- **Problem statement**:
Wherever a line in the records contains the word "Brett", return that line.

[Given data — start]

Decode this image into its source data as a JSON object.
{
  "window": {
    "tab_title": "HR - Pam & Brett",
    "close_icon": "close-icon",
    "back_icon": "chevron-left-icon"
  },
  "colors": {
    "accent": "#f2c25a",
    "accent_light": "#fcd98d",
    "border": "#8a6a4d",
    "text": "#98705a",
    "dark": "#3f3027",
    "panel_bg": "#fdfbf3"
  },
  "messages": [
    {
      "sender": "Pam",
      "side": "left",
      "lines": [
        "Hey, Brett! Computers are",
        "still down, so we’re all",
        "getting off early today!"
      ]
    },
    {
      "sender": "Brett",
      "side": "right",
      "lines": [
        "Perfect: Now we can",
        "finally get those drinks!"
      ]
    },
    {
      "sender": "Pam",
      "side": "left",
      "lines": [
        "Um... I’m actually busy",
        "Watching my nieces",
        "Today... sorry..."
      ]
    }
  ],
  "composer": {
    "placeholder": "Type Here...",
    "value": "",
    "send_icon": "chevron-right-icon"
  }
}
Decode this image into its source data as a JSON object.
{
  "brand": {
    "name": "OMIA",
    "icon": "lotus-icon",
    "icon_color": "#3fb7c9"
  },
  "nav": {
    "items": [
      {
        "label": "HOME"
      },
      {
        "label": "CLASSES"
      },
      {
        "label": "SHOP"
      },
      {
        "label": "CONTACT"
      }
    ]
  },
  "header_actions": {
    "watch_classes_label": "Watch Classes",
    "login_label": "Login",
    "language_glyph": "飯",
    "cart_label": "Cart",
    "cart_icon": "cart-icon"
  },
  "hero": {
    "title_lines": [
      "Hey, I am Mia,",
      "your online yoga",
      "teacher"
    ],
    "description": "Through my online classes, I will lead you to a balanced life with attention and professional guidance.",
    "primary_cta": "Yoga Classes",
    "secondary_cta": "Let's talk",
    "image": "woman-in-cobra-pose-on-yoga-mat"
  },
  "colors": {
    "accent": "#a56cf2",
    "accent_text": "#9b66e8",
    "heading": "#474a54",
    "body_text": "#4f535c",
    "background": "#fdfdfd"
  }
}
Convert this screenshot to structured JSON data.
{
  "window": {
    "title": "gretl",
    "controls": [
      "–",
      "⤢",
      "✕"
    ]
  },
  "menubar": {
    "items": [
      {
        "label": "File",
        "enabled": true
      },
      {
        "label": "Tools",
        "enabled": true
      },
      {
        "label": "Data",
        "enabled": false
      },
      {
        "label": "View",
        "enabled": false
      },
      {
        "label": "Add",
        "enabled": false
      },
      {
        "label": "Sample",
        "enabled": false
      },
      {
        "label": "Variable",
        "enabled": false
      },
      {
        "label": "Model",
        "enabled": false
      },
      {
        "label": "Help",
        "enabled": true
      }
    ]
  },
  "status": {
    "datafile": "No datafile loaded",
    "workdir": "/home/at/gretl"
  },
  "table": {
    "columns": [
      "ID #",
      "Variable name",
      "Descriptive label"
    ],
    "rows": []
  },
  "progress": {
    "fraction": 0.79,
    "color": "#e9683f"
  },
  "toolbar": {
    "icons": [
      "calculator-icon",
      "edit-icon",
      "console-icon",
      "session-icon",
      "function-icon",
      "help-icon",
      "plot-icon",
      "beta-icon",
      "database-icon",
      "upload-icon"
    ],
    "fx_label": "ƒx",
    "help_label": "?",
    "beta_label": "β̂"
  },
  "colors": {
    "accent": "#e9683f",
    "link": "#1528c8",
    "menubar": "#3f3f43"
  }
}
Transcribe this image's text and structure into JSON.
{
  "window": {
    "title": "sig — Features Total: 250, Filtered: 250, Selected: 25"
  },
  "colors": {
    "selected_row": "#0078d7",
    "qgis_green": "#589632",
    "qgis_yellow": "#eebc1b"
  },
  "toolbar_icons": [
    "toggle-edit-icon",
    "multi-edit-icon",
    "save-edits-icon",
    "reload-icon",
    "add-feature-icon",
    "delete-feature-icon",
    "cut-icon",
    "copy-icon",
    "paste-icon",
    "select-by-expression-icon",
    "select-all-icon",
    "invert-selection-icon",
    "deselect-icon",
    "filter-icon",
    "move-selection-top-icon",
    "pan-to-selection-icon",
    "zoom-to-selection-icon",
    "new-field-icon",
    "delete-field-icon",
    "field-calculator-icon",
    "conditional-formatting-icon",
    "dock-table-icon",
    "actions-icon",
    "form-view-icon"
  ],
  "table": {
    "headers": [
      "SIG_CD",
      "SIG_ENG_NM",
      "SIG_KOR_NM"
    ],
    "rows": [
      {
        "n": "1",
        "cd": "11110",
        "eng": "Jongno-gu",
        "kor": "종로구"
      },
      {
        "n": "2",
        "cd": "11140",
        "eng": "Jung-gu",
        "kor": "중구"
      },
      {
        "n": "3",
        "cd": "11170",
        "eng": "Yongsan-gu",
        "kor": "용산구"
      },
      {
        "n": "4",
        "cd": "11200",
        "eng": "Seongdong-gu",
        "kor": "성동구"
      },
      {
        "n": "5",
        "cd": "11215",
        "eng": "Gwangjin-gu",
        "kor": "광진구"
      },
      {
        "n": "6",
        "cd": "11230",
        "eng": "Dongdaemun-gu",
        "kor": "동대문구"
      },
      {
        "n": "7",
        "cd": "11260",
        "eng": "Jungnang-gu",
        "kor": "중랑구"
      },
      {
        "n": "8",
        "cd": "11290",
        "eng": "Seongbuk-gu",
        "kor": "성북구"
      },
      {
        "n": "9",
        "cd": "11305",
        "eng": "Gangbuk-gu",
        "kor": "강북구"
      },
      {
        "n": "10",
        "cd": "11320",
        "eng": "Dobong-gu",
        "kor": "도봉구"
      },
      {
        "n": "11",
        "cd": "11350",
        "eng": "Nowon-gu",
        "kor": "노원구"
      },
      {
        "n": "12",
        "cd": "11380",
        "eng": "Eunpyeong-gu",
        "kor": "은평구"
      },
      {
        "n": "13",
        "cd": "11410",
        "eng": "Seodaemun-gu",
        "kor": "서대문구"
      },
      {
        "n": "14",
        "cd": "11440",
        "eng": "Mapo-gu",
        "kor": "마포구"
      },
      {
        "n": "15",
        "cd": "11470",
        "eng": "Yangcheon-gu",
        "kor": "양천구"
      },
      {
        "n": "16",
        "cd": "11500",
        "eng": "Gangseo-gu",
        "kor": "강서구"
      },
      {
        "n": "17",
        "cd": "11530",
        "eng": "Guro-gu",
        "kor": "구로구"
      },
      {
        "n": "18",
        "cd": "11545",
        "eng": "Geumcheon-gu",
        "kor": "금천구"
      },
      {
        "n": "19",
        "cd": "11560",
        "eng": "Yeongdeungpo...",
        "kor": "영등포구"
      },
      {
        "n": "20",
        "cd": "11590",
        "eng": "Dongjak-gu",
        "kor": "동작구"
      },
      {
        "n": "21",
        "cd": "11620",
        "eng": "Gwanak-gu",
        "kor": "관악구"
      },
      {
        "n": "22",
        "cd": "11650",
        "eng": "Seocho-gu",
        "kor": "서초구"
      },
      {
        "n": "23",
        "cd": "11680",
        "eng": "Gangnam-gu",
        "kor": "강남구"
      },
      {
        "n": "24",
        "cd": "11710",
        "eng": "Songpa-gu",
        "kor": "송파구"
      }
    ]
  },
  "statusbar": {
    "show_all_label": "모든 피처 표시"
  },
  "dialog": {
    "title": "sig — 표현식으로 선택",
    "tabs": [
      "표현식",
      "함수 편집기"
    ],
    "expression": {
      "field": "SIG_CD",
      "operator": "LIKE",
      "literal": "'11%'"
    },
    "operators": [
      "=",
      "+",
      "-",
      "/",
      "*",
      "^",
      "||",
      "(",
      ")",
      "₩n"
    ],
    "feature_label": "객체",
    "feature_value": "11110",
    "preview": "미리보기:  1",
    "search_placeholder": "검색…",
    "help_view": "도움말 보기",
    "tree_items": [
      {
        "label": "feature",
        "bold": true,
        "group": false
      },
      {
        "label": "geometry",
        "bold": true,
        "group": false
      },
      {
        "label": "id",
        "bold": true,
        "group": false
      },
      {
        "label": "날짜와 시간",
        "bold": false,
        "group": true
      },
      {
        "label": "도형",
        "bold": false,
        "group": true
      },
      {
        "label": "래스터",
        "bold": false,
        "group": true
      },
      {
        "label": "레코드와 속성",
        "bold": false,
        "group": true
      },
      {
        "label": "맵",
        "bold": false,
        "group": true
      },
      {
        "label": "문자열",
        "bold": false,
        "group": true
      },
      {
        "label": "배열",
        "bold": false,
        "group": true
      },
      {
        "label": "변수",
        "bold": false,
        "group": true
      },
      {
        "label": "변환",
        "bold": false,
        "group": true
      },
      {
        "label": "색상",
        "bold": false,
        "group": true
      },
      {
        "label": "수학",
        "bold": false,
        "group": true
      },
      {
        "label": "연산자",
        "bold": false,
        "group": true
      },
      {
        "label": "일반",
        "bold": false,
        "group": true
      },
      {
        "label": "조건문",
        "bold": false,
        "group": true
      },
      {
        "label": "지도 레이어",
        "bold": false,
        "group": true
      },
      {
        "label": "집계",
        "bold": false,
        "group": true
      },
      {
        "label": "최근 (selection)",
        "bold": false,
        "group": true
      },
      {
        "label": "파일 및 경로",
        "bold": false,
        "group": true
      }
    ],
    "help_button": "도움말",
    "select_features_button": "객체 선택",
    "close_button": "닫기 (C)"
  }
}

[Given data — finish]

- **Result for this exercise**:
    "tab_title": "HR - Pam & Brett",
        "Hey, Brett! Computers are",
      "sender": "Brett",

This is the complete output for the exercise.